Excerpts from an interface dataset
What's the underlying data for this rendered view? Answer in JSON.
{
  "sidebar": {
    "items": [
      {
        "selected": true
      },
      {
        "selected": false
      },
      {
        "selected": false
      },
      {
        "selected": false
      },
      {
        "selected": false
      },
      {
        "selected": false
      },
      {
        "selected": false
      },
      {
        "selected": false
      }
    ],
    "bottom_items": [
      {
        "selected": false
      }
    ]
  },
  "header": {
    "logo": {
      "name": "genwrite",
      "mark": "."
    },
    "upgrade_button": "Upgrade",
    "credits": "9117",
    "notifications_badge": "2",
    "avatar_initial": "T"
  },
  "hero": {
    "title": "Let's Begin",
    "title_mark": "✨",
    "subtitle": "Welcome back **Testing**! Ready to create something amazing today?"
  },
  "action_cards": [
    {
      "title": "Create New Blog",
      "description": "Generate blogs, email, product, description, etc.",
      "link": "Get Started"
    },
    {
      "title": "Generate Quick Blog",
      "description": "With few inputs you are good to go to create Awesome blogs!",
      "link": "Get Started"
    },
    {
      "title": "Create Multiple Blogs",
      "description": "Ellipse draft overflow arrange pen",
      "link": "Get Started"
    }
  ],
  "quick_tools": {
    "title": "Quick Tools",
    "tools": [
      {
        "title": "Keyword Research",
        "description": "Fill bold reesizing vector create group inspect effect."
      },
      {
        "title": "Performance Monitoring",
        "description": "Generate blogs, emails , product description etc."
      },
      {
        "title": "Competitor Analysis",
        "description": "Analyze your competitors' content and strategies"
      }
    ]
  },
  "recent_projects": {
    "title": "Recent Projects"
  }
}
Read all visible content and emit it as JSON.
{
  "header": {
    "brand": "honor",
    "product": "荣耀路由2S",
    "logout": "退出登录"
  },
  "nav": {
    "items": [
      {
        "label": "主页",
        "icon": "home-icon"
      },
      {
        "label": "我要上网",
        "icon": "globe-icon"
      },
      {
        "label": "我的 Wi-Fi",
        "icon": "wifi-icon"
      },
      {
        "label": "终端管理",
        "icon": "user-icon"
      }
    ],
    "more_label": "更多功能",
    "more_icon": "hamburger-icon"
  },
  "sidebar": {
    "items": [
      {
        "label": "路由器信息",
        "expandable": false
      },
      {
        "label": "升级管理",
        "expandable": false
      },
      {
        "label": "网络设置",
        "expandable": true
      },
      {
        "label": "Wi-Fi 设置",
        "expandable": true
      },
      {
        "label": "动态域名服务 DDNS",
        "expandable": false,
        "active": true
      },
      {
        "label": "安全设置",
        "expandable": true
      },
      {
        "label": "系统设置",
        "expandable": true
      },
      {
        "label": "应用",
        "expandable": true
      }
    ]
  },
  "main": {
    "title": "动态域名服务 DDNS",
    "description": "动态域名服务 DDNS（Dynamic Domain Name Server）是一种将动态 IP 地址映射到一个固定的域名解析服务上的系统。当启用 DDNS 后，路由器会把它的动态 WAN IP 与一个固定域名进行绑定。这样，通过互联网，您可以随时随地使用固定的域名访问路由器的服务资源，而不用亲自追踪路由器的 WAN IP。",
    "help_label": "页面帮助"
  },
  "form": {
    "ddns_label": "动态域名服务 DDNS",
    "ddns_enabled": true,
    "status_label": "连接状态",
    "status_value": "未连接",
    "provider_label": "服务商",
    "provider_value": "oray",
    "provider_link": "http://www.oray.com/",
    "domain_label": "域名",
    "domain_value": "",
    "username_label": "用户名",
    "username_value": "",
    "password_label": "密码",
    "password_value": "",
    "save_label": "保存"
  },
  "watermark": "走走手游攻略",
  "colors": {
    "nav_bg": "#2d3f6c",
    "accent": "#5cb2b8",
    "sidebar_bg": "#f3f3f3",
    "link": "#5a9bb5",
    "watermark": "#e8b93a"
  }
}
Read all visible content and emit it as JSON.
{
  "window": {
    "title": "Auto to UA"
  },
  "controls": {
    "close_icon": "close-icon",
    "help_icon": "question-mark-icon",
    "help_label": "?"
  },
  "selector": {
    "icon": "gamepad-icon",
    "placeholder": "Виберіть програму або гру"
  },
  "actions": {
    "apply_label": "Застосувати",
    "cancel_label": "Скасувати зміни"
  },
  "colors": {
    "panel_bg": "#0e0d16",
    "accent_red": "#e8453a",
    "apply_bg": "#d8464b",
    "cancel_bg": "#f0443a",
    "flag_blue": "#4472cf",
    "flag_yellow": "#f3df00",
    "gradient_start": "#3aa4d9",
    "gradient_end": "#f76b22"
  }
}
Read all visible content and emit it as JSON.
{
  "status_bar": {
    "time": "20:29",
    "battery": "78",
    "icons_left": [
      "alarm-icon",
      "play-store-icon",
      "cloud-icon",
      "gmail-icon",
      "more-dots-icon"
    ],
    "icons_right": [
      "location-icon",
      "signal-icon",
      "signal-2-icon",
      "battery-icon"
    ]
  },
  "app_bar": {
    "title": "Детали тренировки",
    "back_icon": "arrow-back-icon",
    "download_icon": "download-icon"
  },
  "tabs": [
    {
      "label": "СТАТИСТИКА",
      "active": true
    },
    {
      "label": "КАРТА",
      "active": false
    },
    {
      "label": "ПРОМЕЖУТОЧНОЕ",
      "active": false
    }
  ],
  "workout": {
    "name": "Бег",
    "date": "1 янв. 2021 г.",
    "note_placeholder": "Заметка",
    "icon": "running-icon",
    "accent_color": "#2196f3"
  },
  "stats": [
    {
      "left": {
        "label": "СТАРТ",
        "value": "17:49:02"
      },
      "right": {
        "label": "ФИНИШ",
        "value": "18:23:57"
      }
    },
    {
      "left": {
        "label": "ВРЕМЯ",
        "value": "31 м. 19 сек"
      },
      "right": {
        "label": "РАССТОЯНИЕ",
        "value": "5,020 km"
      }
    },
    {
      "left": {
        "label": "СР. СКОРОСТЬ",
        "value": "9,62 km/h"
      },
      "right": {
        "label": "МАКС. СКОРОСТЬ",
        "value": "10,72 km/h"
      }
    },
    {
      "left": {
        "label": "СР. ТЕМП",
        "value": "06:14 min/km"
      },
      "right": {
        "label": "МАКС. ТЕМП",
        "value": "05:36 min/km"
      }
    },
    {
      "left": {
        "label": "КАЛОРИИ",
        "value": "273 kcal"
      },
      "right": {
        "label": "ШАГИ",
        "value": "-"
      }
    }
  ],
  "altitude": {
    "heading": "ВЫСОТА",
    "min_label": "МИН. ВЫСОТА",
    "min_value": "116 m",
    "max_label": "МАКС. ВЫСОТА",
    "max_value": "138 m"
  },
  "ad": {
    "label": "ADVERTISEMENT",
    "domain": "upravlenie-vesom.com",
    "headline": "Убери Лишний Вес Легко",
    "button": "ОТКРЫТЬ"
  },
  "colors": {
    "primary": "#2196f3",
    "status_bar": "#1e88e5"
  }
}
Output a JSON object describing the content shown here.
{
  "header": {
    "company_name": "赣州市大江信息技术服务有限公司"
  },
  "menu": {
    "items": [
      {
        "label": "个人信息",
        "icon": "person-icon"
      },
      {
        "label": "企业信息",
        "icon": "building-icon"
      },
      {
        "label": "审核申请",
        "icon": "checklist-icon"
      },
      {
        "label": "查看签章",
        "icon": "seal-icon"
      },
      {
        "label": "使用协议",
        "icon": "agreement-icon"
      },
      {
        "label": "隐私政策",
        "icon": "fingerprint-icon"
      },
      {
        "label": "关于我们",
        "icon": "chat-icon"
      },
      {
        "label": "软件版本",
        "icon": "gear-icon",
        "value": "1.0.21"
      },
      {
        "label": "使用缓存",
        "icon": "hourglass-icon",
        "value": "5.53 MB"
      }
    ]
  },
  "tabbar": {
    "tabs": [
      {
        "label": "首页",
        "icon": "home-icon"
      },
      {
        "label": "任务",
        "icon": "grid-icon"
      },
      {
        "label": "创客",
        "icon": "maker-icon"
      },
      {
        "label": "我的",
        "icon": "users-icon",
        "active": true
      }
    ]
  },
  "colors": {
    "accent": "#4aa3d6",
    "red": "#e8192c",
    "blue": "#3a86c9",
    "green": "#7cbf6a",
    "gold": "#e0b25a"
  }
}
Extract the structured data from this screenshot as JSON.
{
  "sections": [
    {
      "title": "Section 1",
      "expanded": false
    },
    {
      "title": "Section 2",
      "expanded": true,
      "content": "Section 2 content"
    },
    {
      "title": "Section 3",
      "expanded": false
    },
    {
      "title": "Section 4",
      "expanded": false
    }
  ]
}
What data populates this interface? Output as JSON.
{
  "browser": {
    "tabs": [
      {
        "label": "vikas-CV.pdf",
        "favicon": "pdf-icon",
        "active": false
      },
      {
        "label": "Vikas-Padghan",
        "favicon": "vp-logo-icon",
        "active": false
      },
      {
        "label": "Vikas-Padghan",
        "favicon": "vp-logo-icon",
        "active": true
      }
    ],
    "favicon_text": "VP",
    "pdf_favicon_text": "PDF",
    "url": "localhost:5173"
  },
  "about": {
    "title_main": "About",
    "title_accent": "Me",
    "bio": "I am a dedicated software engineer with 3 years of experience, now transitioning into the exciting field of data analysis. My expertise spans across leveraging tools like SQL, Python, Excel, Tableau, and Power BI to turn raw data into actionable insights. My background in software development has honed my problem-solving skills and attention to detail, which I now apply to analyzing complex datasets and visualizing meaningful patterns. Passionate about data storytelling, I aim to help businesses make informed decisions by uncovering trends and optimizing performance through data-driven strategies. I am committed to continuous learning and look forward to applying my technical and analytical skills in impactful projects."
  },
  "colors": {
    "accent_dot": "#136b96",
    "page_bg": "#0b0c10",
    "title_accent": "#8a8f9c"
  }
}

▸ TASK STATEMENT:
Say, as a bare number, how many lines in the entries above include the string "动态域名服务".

▸ TASK ANSWER:
4